I am sure you are saying, “Come on Adi. Tell us something new”. Okay then, this is the news: Don Bradman’s average could actually be 100 if we are to believe a particular gentleman by name Charles Davis [a former scientist, is now a sport statistician. He is the author of Best Of The Best, a detailed examination of Bradman's career]. This is how the story goes as quoted by him here.
Some years ago I embarked on a project to examine old Test match scorebooks closely, to uncover previously hidden statistics, such as balls faced. Over the years, it came as a great surprise to find that apparent errors and anomalies arise quite regularly.
In the scorebook of the epic eight-day fifth Test of 1928-29 against England in Melbourne, won by Australia by five wickets, there is a “problem” boundary in the final stages, when Bradman was batting with Jack Ryder. (I found this when rescoring the Test, ball by ball, to re-create the exact sequence of events.)
While he goes on waxing eloquent about the errors in those paper-based scoring matches during those days, there comes a point when he does not really want to challenge History and get down to the depth of the matter despite having done the donkey’s work. Maybe it is not practical, but he won’t know if he doesn’t try after having come this close.
Most of Bradman’s scorebooks have not been checked at this level of detail. It is painstaking work. However, the chances of finding other anomalies, based on experience with many other scores, seem high.
Then he says,

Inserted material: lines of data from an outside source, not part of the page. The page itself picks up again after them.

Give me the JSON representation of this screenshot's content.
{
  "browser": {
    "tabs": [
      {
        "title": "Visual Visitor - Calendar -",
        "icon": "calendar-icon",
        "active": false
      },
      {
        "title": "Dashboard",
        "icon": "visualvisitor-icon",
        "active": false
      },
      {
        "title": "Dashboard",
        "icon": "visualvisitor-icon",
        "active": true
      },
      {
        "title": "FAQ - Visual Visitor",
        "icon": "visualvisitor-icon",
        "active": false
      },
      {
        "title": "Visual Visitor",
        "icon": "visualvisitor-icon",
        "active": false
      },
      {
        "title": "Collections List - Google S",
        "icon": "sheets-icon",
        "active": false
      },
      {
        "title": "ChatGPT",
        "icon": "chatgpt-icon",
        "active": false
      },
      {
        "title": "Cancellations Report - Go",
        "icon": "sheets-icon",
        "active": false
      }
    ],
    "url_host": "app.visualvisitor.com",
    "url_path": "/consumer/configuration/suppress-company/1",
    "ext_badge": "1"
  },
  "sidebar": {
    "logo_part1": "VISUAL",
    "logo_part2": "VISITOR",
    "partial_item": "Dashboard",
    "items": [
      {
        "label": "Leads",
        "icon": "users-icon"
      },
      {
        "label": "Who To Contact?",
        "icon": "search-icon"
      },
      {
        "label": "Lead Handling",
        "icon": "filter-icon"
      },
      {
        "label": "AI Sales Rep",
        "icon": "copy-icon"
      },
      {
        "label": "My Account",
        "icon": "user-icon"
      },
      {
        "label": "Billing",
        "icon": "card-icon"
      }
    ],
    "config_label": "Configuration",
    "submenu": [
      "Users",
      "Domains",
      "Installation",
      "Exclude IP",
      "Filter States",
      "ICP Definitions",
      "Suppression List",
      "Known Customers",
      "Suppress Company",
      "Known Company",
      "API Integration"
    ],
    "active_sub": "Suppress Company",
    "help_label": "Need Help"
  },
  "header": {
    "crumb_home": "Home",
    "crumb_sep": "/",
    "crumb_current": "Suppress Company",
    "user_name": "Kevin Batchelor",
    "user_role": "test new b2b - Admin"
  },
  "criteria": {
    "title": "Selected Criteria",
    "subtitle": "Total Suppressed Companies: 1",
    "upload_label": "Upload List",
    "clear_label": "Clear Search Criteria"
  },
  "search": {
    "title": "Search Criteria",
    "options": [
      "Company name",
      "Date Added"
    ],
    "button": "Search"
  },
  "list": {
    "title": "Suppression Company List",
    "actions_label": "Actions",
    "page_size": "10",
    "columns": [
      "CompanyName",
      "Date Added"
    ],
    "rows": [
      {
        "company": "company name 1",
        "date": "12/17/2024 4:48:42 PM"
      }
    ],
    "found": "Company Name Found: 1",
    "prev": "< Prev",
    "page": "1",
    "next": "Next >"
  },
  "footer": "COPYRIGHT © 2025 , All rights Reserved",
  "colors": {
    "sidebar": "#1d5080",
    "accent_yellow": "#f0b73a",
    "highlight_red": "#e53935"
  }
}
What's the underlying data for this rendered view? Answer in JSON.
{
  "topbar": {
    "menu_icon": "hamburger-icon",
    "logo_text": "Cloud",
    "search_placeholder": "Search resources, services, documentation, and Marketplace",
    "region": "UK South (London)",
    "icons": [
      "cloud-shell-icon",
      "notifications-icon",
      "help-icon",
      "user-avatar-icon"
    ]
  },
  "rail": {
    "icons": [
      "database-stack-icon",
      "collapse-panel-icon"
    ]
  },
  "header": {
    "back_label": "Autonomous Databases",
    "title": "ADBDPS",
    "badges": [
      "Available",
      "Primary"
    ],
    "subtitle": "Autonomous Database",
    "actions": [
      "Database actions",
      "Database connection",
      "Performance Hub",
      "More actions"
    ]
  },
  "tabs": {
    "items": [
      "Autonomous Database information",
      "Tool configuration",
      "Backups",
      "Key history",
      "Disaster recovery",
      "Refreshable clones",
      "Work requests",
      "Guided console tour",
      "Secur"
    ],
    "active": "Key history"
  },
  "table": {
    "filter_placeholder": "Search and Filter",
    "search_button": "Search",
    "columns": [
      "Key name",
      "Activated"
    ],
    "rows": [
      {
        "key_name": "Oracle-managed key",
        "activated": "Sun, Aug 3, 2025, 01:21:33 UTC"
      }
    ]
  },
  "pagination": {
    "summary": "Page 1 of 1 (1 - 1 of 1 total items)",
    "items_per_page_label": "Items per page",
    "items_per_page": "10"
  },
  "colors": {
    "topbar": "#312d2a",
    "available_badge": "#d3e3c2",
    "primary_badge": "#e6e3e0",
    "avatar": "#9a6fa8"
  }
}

Unfortunately, most of these anomalies are inconclusive. If something in a scorebook does not compute, this does not mean that the accepted score must be wrong.
Finally comes the cat on the wall statement,
It is worth remembering, of course, that errors could easily cut both ways: Bradman could lose runs as easily as gain runs this way. Ultimately, that iconic average of 99.94 will probably stand. Wisden is against the retrospective alteration of scores (“that way madness lies”) and I tend to agree. I do think, however, that problems with scores from the pre-computer age may create uncertainties of a few parts in a thousand.
But what is not doubted, ever, is that the average is 99.94. And that is final.